In Tinker v. Des Moines Independent Community School District, a landmark 1969 decision, the Supreme Court affirmed that students have First Amendment rights in public school settings but also recognized that school officials may regulate student speech that would “materially and substantially disrupt the work and discipline of the school” or interfere with the rights of other students. Every federal appellate court in the country, except the Third Circuit in the case now before the Supreme Court, has applied the Tinker standard to student speech that causes substantial disruption or harm at school, regardless of where the speech originates.

Bullying is a harmful and disruptive form of student behavior—often involving speech—that public schools across the country prohibit. Bullying can take many forms, including physical violence, threats, offensive insults or mocking. It can also take the form of indirect aggression, such as spreading false or harmful rumors or distributing embarrassing images of a targeted student. All 50 states have passed school anti-bullying laws, including laws requiring schools to establish anti-bullying policies and implement procedures to investigate and respond to bullying. More than two-thirds of these laws cover some bullying that occurs or originates off-campus, and most state anti-bullying laws incorporate Tinker’s standard of disruption to the school environment to determine when schools have authority to act.
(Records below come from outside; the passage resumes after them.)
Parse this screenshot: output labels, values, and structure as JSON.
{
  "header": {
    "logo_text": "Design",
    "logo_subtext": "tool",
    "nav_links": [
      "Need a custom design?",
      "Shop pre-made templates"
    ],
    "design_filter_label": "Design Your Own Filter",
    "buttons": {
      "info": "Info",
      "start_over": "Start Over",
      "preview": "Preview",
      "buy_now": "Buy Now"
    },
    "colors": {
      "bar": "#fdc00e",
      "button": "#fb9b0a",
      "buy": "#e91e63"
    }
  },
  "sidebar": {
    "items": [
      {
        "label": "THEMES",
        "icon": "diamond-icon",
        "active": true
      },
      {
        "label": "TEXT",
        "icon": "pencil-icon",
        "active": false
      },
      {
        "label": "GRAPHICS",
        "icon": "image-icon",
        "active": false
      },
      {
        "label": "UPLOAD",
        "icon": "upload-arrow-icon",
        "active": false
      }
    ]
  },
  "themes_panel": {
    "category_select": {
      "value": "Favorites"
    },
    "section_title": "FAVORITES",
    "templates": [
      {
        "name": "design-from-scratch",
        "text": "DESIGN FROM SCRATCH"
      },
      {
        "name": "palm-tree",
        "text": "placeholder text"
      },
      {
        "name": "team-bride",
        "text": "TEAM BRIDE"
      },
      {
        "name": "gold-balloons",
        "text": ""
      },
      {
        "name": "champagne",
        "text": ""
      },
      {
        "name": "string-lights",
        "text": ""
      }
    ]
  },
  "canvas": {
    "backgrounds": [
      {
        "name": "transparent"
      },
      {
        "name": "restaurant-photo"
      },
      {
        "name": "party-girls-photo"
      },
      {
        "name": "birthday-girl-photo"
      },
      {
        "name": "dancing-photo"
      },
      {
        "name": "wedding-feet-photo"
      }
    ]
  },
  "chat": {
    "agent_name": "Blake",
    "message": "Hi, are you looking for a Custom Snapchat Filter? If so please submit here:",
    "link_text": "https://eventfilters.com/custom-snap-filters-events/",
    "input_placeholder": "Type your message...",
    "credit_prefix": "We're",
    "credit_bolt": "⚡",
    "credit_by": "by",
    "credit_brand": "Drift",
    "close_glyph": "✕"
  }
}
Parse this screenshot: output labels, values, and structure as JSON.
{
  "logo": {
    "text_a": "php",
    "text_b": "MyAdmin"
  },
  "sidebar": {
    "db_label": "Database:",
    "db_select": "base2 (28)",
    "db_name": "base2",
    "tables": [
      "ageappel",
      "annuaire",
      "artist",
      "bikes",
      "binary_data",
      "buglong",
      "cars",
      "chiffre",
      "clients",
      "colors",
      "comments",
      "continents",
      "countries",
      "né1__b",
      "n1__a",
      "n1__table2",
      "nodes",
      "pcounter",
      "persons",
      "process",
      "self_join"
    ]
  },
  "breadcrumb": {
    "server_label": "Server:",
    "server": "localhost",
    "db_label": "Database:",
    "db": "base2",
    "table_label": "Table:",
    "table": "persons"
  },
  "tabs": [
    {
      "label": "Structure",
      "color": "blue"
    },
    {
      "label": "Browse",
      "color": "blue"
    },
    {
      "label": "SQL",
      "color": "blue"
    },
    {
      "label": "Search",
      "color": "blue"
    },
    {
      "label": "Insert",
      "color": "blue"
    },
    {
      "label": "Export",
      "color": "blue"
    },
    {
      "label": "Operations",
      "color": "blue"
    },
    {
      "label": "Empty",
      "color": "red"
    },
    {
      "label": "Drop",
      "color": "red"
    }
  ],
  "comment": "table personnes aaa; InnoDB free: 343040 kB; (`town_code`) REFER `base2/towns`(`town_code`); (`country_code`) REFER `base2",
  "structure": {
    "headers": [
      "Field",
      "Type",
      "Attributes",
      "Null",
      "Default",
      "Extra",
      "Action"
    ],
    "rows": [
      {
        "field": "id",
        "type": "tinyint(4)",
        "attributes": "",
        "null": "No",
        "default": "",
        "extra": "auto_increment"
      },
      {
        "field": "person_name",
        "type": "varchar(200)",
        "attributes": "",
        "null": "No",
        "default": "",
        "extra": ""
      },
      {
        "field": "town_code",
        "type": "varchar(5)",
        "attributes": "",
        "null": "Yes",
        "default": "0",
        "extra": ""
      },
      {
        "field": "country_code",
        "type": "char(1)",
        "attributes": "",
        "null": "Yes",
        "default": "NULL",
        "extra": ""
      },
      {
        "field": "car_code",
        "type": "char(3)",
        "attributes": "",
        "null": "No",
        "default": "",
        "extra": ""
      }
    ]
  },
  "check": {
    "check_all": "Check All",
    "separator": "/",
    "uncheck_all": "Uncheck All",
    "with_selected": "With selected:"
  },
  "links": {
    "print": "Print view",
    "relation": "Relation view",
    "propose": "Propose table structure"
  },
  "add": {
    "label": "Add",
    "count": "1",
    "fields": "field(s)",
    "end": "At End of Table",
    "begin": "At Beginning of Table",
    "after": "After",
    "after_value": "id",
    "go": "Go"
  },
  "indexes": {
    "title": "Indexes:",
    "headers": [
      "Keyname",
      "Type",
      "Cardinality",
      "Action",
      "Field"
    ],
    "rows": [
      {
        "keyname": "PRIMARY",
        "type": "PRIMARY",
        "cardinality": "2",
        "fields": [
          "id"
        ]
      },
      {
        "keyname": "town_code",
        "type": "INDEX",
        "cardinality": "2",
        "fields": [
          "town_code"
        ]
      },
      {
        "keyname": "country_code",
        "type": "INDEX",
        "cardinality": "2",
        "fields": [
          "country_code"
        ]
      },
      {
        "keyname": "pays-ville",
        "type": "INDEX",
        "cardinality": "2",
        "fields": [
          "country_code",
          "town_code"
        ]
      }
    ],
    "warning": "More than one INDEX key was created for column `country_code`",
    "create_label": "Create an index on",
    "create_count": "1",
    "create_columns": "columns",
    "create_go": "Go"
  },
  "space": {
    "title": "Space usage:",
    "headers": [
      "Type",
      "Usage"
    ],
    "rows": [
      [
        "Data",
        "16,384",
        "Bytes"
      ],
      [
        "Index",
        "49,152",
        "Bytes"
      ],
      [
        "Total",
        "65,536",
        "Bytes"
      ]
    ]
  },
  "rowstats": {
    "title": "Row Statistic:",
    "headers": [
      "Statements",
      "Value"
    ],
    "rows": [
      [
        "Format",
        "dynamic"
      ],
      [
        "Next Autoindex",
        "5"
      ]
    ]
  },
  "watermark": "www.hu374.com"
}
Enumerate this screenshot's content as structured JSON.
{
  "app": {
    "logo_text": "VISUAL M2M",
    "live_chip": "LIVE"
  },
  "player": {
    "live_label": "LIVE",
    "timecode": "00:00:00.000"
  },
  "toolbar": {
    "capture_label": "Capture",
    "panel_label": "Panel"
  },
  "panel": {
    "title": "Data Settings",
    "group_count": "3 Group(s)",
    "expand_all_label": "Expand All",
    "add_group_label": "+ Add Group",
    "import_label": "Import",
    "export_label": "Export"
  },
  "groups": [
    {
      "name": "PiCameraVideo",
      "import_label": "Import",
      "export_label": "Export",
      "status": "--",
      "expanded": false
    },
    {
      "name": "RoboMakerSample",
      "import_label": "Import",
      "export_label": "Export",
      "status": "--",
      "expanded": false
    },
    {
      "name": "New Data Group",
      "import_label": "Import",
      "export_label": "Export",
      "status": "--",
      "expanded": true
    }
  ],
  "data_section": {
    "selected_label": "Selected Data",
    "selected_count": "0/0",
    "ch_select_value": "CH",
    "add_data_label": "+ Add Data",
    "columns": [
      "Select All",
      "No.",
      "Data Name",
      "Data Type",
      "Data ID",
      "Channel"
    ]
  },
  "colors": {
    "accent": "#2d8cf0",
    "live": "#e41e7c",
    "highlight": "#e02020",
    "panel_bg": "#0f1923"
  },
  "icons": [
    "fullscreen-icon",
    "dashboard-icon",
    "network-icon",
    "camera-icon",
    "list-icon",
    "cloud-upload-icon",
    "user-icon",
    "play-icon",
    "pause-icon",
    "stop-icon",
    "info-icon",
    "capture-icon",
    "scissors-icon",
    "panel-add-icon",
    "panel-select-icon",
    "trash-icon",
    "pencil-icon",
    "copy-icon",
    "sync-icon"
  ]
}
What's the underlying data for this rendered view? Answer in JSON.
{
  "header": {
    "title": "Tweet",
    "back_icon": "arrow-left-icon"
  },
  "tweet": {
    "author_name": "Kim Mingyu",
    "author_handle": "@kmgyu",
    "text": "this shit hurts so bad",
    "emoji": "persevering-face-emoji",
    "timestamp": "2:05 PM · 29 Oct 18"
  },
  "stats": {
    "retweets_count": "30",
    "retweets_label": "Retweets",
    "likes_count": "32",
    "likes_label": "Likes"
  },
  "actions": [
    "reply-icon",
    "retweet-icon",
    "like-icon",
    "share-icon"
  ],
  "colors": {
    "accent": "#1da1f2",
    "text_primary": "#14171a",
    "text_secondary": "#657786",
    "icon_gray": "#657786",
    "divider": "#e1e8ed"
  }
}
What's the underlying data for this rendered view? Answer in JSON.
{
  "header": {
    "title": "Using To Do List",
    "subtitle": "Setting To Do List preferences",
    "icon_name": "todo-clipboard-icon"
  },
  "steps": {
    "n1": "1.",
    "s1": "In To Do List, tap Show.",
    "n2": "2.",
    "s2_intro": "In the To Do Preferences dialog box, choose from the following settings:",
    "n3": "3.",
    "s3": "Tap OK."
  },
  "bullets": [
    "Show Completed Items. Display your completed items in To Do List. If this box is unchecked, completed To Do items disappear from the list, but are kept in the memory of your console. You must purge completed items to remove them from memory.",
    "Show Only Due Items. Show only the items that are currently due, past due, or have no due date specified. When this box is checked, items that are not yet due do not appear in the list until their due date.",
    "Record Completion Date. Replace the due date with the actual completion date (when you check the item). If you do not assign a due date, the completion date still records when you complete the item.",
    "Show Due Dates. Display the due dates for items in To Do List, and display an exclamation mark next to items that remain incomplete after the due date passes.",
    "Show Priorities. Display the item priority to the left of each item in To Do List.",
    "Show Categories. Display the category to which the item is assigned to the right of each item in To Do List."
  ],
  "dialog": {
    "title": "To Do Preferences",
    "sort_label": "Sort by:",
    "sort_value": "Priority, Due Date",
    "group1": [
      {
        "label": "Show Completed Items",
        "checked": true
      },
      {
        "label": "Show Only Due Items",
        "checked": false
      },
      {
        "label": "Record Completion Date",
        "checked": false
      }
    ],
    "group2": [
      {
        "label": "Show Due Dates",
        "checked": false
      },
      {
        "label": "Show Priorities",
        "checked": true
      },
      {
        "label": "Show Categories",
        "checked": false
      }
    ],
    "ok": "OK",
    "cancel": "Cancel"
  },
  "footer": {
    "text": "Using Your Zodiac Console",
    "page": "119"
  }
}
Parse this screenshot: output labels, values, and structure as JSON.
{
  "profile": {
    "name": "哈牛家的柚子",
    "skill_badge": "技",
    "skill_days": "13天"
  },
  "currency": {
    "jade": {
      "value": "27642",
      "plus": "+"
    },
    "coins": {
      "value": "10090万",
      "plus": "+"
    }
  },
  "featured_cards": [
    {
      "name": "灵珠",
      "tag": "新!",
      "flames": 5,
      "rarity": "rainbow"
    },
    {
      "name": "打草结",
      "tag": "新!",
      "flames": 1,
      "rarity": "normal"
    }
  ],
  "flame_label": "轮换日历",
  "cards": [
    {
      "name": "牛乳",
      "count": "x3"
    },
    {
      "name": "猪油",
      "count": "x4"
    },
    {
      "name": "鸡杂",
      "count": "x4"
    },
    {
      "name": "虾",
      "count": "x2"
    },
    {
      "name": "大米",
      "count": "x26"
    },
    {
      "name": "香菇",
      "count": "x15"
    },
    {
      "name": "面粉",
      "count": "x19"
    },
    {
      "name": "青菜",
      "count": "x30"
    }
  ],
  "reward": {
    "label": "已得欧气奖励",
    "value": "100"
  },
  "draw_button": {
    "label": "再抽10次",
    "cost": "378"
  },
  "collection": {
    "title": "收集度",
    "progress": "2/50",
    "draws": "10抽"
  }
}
In their amicus brief filed in Mahanoy Area School District v. B.L., the attorneys general do not take a position on the underlying facts of the case. Instead, they urge the court to treat students’ off-campus speech like any other students’ speech, allowing schools to regulate it when it has substantial effects on the school or other students’ learning, because:

  • Schools have a duty to provide a high-quality education to all students: Millions of school children experience bullying each year, and it oftentimes harms their ability to learn. In addition to making students feel unsafe at school, bullying has been shown to lower both short- and long-term academic performance of victims and perpetrators.
  • The line between on- and off-campus has been blurred by technology: Technology, electronic communications and social media allow students to remain connected to their school communities even outside of school hours and when they are not physically present at school. During the COVID-19 pandemic, virtual learning has further blurred the line between on-campus and off-campus speech.
  • Cyberbullying is a growing problem: Technology has created new opportunities for bullying to occur and a growing number of school-aged children report being bullied by other students online, on their cell phones or on other electronic media. One recent survey found that 59% of teenagers in the United States have personally experienced cyberbullying at some point in their lives. In a 2019 nationally representative survey by the Centers for Disease Control and Prevention, 15.7% of high school students reported being bullied by another student through texting, Instagram, Facebook or other social media during the past year.
  • Bullying can become disruptive at school regardless of where it originates: Regardless of when and where it occurs, bullying can create a school climate in which student victims feel unsafe and unable to engage in learning. For example, children who are cyberbullied are more likely to report missing school because they feel unsafe at school or when traveling to or from school.
  • Students will lose critical protections from cyberbullying: The laws of 35 states and the District of Columbia require or permit schools to regulate cyberbullying that occurs off-campus, on non-school devices and on non-school online platforms. Students would lose these important protections if the court limits schools’ power to regulate off-campus speech.

Joining Attorney General Nessel in filing this brief are the attorneys general of California, Colorado, Delaware, the District of Columbia, Hawaii, Illinois, Iowa, Maine, Maryland, Massachusetts Minnesota, Nevada, New Hampshire, New Jersey, New Mexico, New York, North Carolina, Oregon, Pennsylvania, Rhode Island, Vermont, Washington, and Wisconsin.